Powerhouse sectors like technology, healthcare, consumer staples, and consumer discretionary are pretty much nonexistent within the Canadian stock market. These four sectors combined make up 13% of the entire Canadian stock market. The technology sector, for example, makes up just 2.90% of the S&P/TSX index. In contrast, technology has become much more prevalent in all our lives over the last 10 years. Being able to research this sector on a global basis, by looking at companies in China, Japan, South Korea, Latin America and Europe, opens up a whole new opportunity set for Canadian investors. Currently, we hold 13% of our international pool in the technology sector. This sector has been important in two ways. First, to provide diversification for our Canadian clients, thereby reducing risk, and second, it has provided numerous investment opportunities that have contributed to our international pool outperforming.
In Figure 2, we show the current sector weightings of our International Equity Pool compared to the sector exposure of the S&P/TSX Composite Index.
Figure 2: S&P/TSX Sectors vs. M&P International Equity Pool Sectors
There are, of course, risks associated with international investing. The two biggest risk factors, from our perspective, are currency risk and political risk.
On currency, we do not hedge our currency exposure within our international portfolio. Again, we view this currency exposure as a diversification benefit and not a risk. Within our investment process, we do not focus on forecasting macro factors, such as currencies. We instead build a diversified portfolio of international companies, in multiple sectors and currencies, with different economic drivers that contribute to their collective success. In the most recent example surrounding French elections, we invested in high-end exporters that would benefit from a lower Euro, as well as established domestic firms that would benefit from economic reforms and GDP growth.

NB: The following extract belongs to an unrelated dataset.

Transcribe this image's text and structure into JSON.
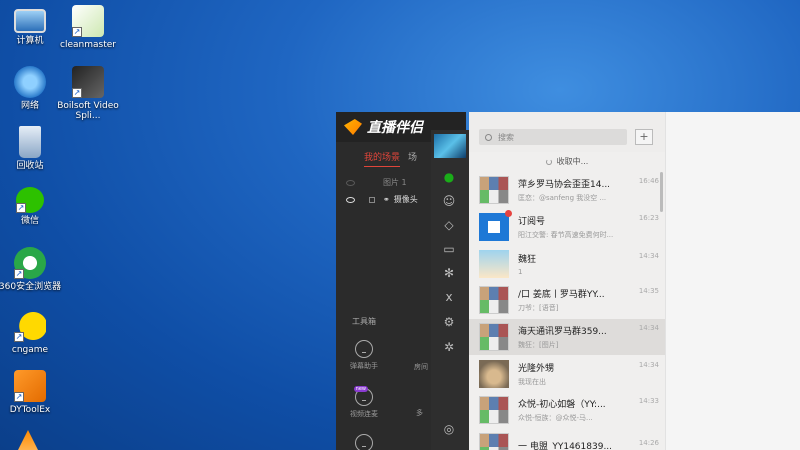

With regard to political risk, we address this by avoiding certain countries all together if we view the political environment as too hostile, and more importantly that valuations do not reflect that risk. As global investors, we have accepted the fact that elections are going to be a source of uncertainty and that political regimes will come and go. While the outcomes can be unnerving in the short-term, it is simply part of the investing landscape. Our job is to assess how much the landscape has changed in the long-run, what it might mean to our international portfolio of companies, and make adjustments if required. In our experience, political shocks or events have often created great buying opportunities in high quality international companies.
International investing is not as foreign as many investors believe. In addition to providing important diversification and risk-reduction benefits for Canadian investors, it most importantly enhances portfolio performance. McLean & Partners’ International Equity Pool has not only provided higher returns than the Canadian stock market over the short and long-term, but also has outperformed our international equity benchmark index (Figure 3).
Figure 3: Annualized performance data as of May 31, 2017
|YTD||1 Year||2 Year||3 Year||4 Year||5 Year|
|S&P/TSX Composite Index||1.50%||12.27%||4.19%||4.73%||8.12%||9.15%|
|MSCI All Country World Index (ACWI)-ex US||14.56%||22.09%||6.48%||8.90%||11.66%||14.30%|
|M&P International Equity Pool||17.45%||29.02%||8.55%||10.26%||12.84%||15.07%|
Source: CIBC Mellon
Note: M&P International Equity Pool returns are gross of fees.